http://rick-rickrandolph.blogspot.com.au/2012/07/thoughts-on-colorado.html

Please feel free to share your thoughts below.

Little Ninjas – Martial Arts for Kids

If you can't see the image, well played ninjas!

Our specialized Little Ninja’s Program is an age- specific curriculum that is professionally designed to teach children important life skills in a fun, exciting and enriching manner. Teach your child coordination, concentration and self-control using the excitement and fun of the Little Ninja Martial Arts skills. Teach key life lessons you would want your child to know.

Your Child Will Achieve More Than Just Learning to Kick and Punch

Little Ninja activities will keep your child physically fit and many of the group activities show children the benefits of good behavior. Best of all, your child’s class curriculum will also help them see the value of teamwork, good manners and trying their best outside the classroom.

The 8 main life skills that are taught in the Little Ninjas Program are Team-work, Balance, Focus, Self-Discipline, Memory, Self-Control, Coordination, Fitness.

Little Ninjas Reinforces Your Family Values

Many of the same concepts you are teaching your child at home will be consistently reinforced through classroom discussions in your child’s program. Topics such as good manners (which include keeping hands and feet to themselves), respect for one’s self and others, following directions the first time and more are taught!

Make Your Child Safer With Personal Development Lessons

Valuable personal development lessons have been built into the Little Ninjas curriculum. Your child will participate in discussions on: “Stranger Danger,””When to Call 000,” “Fire Safety,” “Street Safety” and more.

Little Ninjas Helps Prepare Your Child for Life

Little Ninjas will improve your child’s basic motor skills, as well as your child’s positive mental skills. These skills will help your child enter society with a confident and enthusiastic outlook. The Little Ninjas program aims to help your child become a better student in school, a better listener at home and feel more ambitious and courageous towards his/her future goals.

Your Child Will Learn to Set Goals, Build Confidence, Have a Positive Mental Attitude
Let us help enhance your child’s mental and physical development in a fun, positive and motivating way. Enroll your child today, and help prepare them for life! Class sizes are limited, call now to reserve you child’s space!

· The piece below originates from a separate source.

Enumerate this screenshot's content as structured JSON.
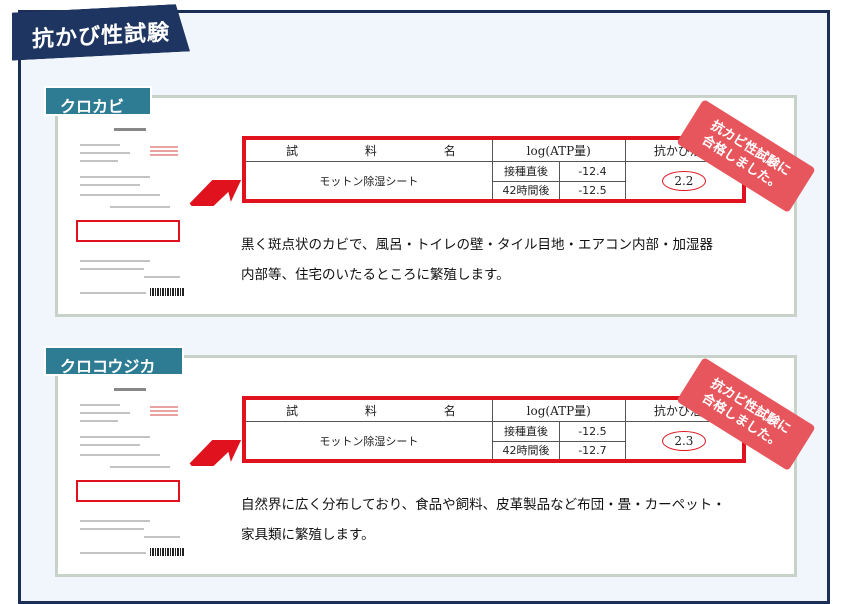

Phone 0411 411 289 or email Tim to book or have questions answered.

Tim Brown holds a 5th Dan Black Belt in Ninjutsu, is a qualified Personal Trainer and has over 10 years experience teaching Martial Arts to children. He is fully insured.